Summary of Blood groups and transfusions
Transcript for Blood groups and transfusions
Blood groups and transfusions
A blood transfusion is the procedure where a person receives blood, or elements of blood usually through an intravenous infusion - meaning through a vein.
Now - if you take blood and spin it in a centrifuge, the heaviest blood components move to the bottom, and the lightest ones move to the top.
Overall, three distinct layers form: the erythrocytes or red blood cells at the bottom, the buffy coat--which contains platelets and immune cells in the middle, and plasma at the top.
Now, in rare situations, like in traumatic injuries, someone might receive a whole blood transfusion, but more commonly a person is given one of the components of the blood.
For example, a person with anemia could just receive packed red blood cells, a person with clotting factor deficiency could get fresh frozen plasma which contains the coagulation factors, or someone with platelet deficiency might receive platelets.
Now, most blood transfusions are homologous transfusions, where the blood comes from an anonymous donor.
Sometimes the transfused blood is autologous, meaning the blood was taken out of the person at a prior time, like when they plan to have surgery in the near future.
In both cases, once the blood is taken, it’s mixed with calcium oxalate which prevents the blood from coagulating, and then refrigerated or frozen for storage, or separated into its components by centrifuge.
Now, before whole blood or packed red blood cells can be transfused, it’s important to know the blood typing of both the donor and the recipient of the blood.
Every person has a unique blood group based on two classification systems: the ABO system and the Rh system.
Both systems are based on the presence or absence of glycoproteins, which are proteins attached to a sugar molecule, found on the surface of red blood cells.
Now, if blood that has any of these glycoproteins is given to a person that has immune cells that have never seen those glycoproteins before, then the glycoproteins can act as antigens.
In other words, the recipient’s immune system might mistake the donor blood as an invader and mount an immune response.
This is usually caused by recipient IgM antibodies that float around in the plasma.
These IgM antibodies can bind to multiple donor red blood cells, which can result in the red blood cells clumping together.
In addition, the IgM can activate complement proteins which form a membrane attack complex on the surface of the donor red blood cell causing pores to form and allowing the red blood cell to lyse. This is called a hemolytic transfusion reaction.
The IgM also activate other immune cells to cause a systemic immune response resulting in fever, hypotension, and rash.

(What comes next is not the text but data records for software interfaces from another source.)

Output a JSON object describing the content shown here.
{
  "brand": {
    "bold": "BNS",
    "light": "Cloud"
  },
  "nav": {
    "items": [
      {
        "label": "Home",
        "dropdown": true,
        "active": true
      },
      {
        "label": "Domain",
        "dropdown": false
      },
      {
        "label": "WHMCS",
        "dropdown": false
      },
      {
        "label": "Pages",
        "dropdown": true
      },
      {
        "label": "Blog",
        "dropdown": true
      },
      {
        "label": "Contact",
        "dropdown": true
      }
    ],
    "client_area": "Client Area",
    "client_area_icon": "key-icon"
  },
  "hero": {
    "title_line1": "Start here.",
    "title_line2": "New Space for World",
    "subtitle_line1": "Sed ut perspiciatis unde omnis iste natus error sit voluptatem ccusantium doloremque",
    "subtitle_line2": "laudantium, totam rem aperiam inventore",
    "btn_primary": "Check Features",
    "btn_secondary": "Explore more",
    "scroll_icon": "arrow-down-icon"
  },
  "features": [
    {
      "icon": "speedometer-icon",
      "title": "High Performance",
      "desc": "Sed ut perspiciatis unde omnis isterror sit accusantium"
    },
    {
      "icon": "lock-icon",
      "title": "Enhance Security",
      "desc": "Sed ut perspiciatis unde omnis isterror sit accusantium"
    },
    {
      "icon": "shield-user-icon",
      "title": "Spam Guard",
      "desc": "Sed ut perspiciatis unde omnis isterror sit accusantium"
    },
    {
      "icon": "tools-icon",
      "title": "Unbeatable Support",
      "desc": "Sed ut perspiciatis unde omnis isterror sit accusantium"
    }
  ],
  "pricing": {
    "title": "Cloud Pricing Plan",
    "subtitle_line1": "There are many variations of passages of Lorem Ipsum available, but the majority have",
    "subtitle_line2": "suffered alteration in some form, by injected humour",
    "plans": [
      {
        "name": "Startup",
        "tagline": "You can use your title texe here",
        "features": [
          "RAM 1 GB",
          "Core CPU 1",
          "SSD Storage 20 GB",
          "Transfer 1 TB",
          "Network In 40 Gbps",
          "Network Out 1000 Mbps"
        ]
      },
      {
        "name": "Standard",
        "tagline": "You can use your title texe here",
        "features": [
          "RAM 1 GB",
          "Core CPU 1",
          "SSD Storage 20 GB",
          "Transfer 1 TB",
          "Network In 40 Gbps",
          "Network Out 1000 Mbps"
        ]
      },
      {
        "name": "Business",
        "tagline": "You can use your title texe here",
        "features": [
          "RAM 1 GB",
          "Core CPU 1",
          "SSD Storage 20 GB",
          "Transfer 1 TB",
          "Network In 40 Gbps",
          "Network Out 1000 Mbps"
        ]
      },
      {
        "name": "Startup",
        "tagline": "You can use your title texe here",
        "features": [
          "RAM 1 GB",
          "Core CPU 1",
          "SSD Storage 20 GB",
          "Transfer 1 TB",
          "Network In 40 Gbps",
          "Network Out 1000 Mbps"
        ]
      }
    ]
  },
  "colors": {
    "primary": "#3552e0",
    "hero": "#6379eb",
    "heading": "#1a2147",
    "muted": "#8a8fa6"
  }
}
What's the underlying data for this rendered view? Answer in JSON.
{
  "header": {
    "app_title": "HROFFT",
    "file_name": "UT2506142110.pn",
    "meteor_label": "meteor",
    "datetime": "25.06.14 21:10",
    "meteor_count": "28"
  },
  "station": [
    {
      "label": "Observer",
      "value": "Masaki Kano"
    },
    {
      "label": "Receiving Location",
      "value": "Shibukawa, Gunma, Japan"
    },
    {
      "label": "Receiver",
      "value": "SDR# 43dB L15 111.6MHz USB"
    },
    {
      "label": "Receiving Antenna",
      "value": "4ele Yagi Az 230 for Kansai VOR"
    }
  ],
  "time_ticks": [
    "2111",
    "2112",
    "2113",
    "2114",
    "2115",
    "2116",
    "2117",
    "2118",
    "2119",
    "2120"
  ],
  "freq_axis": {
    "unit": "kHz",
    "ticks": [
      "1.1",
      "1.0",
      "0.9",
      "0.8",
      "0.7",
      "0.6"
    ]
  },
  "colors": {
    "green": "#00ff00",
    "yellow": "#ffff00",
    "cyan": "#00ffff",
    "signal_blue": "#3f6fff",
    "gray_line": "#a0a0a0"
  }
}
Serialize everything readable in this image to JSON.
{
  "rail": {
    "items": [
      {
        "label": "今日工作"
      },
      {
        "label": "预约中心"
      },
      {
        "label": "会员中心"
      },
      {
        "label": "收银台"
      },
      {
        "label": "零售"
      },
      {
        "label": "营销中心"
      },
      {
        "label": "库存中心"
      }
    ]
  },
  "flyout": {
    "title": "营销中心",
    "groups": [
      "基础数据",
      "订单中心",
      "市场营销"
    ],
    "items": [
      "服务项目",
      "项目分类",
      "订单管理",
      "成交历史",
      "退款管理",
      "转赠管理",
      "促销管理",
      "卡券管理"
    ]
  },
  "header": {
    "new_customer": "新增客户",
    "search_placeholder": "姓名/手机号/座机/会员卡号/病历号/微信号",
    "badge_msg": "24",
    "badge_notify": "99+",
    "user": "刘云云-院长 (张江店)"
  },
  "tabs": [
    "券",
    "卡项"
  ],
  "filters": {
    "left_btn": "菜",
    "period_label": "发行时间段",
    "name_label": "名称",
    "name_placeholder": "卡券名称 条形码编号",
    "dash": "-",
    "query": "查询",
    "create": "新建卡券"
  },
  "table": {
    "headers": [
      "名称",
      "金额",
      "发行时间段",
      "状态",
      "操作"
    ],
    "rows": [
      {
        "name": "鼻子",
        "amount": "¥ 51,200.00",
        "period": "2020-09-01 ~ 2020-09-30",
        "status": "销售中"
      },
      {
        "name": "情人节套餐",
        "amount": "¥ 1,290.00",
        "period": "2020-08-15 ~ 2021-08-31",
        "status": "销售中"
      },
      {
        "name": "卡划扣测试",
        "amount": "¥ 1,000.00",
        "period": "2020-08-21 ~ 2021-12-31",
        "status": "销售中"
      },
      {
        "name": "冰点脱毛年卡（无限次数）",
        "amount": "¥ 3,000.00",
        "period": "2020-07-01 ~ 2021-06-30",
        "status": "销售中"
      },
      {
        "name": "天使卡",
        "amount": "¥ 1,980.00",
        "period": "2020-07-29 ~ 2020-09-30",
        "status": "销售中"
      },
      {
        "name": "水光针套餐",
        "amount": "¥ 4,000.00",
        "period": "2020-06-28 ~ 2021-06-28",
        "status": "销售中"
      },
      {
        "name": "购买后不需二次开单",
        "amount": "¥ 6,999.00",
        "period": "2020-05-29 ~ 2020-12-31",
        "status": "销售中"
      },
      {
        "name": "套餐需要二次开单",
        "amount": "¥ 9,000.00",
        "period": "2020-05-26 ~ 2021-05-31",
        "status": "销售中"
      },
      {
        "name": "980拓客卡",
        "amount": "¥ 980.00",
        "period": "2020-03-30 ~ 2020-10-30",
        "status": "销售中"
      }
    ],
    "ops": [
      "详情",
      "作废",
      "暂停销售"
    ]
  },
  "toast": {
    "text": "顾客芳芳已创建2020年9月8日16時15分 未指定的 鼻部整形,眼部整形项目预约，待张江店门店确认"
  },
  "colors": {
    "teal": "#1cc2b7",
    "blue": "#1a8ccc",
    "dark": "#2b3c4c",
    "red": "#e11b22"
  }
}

Now, the ABO system refers to the type of glycoproteins found on a person’s red blood cells; you can have either type A, type B, type A and B glycoproteins, or neither, which is called type O blood.
The immune system produces antibodies against the glycoproteins that you don’t have.
People with type A blood have antibodies to type B blood, and people with type B blood have antibodies to type A blood.
People with blood type AB don’t have antibodies to type A or type B blood, so they can receive blood from any of the blood types. Thus, these lucky people are universal recipients.
However since their red blood cells have both type A and type B antigens, they can’t donate blood to anyone except other AB blood type individuals. So they’re good receivers but bad givers.
On the other hand, people with type O blood have antibodies to both A and B glycoproteins, so people with type O cannot receive type A, type B, or type AB blood.